High Priest for sinners, Jesus, Lord!
Whom as a Man of Griefs I see
Thy prayers on earth, while I record,
If still in heaven Thou pray'st for me,
My soul, for thy soul's travail claim,
I seek salvation in Thy name.
Baptized as for the dead He rose,
With prayer from Jordan's hallow'd flood,
Ere long by persecuting foes,
To be baptized in His own blood,
The Father's voice proclaim'd the Son,
The spirit witness'd--These are One.
Early He rose, ere dawn of day,
And to a desert place withdrew;
There was He wont to watch and pray,
Until His locks were wet with dew,
And birds below, and beams above,
Had warn'd Him thence to works of love.
At evening, when His toils were o'er,
He sent the multitudes away,
And on the mountain or the shore,
All night remain'd to watch and pray,
Till o'er His head the stars grew dim,
When was the hour of rest for Him?
In field or city, while He taught,
Oft went His spirit forth in sighs;
And when His mightiest deeds were wrought,
To heaven he lifted up His eyes:
He pray'd at Lazarus' grave and shed
Tears with the word that waked the dead.
When mothers brought their babes, He took
The lambs into His arms, and pray'd;
On Tabor, His transfigured look,
While praying, turn'd the sun to shade,
And forms, too pure for human sight,
Grew visible amidst that light.
"O Father! save me from this hour,
Yet for this hour to earth I came,"
He pray'd in weakness; then, with power
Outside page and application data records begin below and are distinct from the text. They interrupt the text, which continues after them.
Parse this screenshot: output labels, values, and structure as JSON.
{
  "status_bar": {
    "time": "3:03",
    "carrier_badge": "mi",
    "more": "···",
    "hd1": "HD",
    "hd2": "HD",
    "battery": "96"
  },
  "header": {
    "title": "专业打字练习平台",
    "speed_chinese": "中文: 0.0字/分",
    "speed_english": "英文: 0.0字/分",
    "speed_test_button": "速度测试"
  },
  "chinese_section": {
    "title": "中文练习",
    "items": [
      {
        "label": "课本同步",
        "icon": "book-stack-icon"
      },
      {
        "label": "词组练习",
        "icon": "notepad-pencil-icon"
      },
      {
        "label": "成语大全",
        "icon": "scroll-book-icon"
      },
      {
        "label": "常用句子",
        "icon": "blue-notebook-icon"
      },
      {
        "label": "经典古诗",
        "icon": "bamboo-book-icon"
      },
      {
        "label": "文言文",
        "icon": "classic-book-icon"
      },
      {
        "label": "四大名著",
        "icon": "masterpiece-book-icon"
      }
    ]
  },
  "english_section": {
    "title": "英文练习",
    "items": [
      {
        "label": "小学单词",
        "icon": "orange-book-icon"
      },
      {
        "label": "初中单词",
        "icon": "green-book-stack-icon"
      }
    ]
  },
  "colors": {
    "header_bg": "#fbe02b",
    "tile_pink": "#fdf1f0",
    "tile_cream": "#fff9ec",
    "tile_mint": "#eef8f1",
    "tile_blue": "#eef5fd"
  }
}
Cried, "Father! glorify Thy name;"
--"I have," a voice from heaven replied,
"And still it shall be glorified."
For Peter, bold in speech and brave
In act, yet in temptation frail,
(As once he proved when on the wave),
Christ pray'd lest his weak faith should fail;
And when by Satan's snare enthrall'd,
His eye the wanderer recall'd.
Amidst His mournful family,
Who soon must see His face no more,
With what divine discourse did He
Strength to their fainting souls restore!
Then pray'd for all His people,--where
Have words recorded such a prayer?
Next, with strong cries and bitter tears,
Thrice hallow'd He that doleful ground,
Where, trembling with mysterious fears,
His sweat, like blood-drops, fell around,
And, being in an agony,
He prayed yet more earnestly.
Here oft in spirit let me, kneel,
Share in the speechless griefs I see,
And, while He felt what I should feel,
Feel all His power of love to me,
Break my hard heart, and grace supply
For Him, who died for me, to die.
Stretch'd on the ignominious tree,
For those, whose hands had nail'd Him there,
Who stood and mock'd His misery,
He offer'd up his latest prayer;
Then with the voice of victory cried,
"Tis finish'd!" bow'd His head, and died.
There all His prayers were answer'd;--all
The fruits of His soul's travail gain'd;
The cup of wormwood and of gall,
Down to the dregs His lips had drain'd;
Accomplish'd was the Eternal plan,
He tasted death for every man.
Now by the throne of God He stands,
Aloft the golden censer bears,
And offers, with high priestly hands,
Pure incense with his people's prayers;
Well pleased the Father eyes, the Son,
And says to each request, "Tis done."
Montgomery, James, son of John Montgomery, a Moravian minister, was born at Irvine, Ayrshire, Nov. 4, 1771. In 1776 he removed with his parents to the Moravian Settlement at Gracehill, near Ballymena, county of Antrim. Two years after he was sent to the Fulneck Seminary, Yorkshire. He left Fulneck in 1787, and entered a retail shop at Mirfield, near Wakefield. Soon tiring of that he entered upon a similar situation at Wath, near Rotherham, only to find it quite as unsuitable to his taste as the former. A journey to London, with the hope of finding a publisher for his youthful poems ended in failure; and in 1792 he was glad to leave Wath for Shefield to join Mr. Gales, an auctioneer, bookseller, and printer of the Sheffield Register newspap… Go to person page >
High Priest for sinners, Jesus, Lord. J. Montgomery. [Our Saviour's Prayers.] This poem appeared in his Original Hymns, 1853, p. 75, with a preamble of 6 lines, followed by pt. i. in 6 stanzas of 6 lines, and pt. ii. of 7 stanzas of 6 lines. It is a metrical setting of a running account of the prayers offered by our Blessed Lord as recorded in the Gospels. A cento beginning with stanza it of pt. i.: "Early Christ rose, ere dawn of day"; and a second, "O Father! save me from this hour" (pt. i. stanza vi.), were given in the Scottish Evangelical Union Hymnal, 1878.
--John Julian, Dictionary of Hymnology (1907)